WHAT IS REQUIRED:
Reproduce all the entries, matching the original word for word.

++++ SUPPLIED MATERIAL ++++

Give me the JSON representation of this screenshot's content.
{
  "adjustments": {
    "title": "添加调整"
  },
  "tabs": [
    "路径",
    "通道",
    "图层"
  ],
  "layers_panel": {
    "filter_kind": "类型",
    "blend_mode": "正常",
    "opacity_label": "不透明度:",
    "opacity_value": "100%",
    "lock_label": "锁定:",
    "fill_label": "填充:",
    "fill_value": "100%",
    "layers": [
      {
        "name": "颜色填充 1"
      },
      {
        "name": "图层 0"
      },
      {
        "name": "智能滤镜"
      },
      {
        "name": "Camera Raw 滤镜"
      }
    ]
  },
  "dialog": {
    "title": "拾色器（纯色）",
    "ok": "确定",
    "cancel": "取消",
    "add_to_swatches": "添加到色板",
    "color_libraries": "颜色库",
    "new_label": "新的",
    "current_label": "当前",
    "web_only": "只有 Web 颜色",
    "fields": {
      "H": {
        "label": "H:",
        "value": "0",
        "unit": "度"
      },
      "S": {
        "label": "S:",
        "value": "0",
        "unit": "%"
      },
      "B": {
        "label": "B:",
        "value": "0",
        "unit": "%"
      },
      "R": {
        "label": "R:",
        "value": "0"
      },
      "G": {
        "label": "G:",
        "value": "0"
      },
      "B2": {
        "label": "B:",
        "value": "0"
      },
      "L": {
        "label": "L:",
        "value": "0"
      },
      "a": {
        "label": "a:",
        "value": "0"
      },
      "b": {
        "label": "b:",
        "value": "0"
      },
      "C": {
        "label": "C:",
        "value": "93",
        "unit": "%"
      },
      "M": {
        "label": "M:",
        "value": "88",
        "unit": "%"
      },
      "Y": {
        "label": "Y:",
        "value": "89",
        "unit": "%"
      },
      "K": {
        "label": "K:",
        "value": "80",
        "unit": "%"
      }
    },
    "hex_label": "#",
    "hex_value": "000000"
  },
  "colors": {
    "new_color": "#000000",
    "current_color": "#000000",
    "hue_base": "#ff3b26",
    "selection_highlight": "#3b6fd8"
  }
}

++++

OUTPUT FOR THIS TASK:
Give me the JSON representation of this screenshot's content.
{
  "adjustments": {
    "title": "添加调整"
  },
  "tabs": [
    "路径",
    "通道",
    "图层"
  ],
  "layers_panel": {
    "filter_kind": "类型",
    "blend_mode": "正常",
    "opacity_label": "不透明度:",
    "opacity_value": "100%",
    "lock_label": "锁定:",
    "fill_label": "填充:",
    "fill_value": "100%",
    "layers": [
      {
        "name": "颜色填充 1"
      },
      {
        "name": "图层 0"
      },
      {
        "name": "智能滤镜"
      },
      {
        "name": "Camera Raw 滤镜"
      }
    ]
  },
  "dialog": {
    "title": "拾色器（纯色）",
    "ok": "确定",
    "cancel": "取消",
    "add_to_swatches": "添加到色板",
    "color_libraries": "颜色库",
    "new_label": "新的",
    "current_label": "当前",
    "web_only": "只有 Web 颜色",
    "fields": {
      "H": {
        "label": "H:",
        "value": "0",
        "unit": "度"
      },
      "S": {
        "label": "S:",
        "value": "0",
        "unit": "%"
      },
      "B": {
        "label": "B:",
        "value": "0",
        "unit": "%"
      },
      "R": {
        "label": "R:",
        "value": "0"
      },
      "G": {
        "label": "G:",
        "value": "0"
      },
      "B2": {
        "label": "B:",
        "value": "0"
      },
      "L": {
        "label": "L:",
        "value": "0"
      },
      "a": {
        "label": "a:",
        "value": "0"
      },
      "b": {
        "label": "b:",
        "value": "0"
      },
      "C": {
        "label": "C:",
        "value": "93",
        "unit": "%"
      },
      "M": {
        "label": "M:",
        "value": "88",
        "unit": "%"
      },
      "Y": {
        "label": "Y:",
        "value": "89",
        "unit": "%"
      },
      "K": {
        "label": "K:",
        "value": "80",
        "unit": "%"
      }
    },
    "hex_label": "#",
    "hex_value": "000000"
  },
  "colors": {
    "new_color": "#000000",
    "current_color": "#000000",
    "hue_base": "#ff3b26",
    "selection_highlight": "#3b6fd8"
  }
}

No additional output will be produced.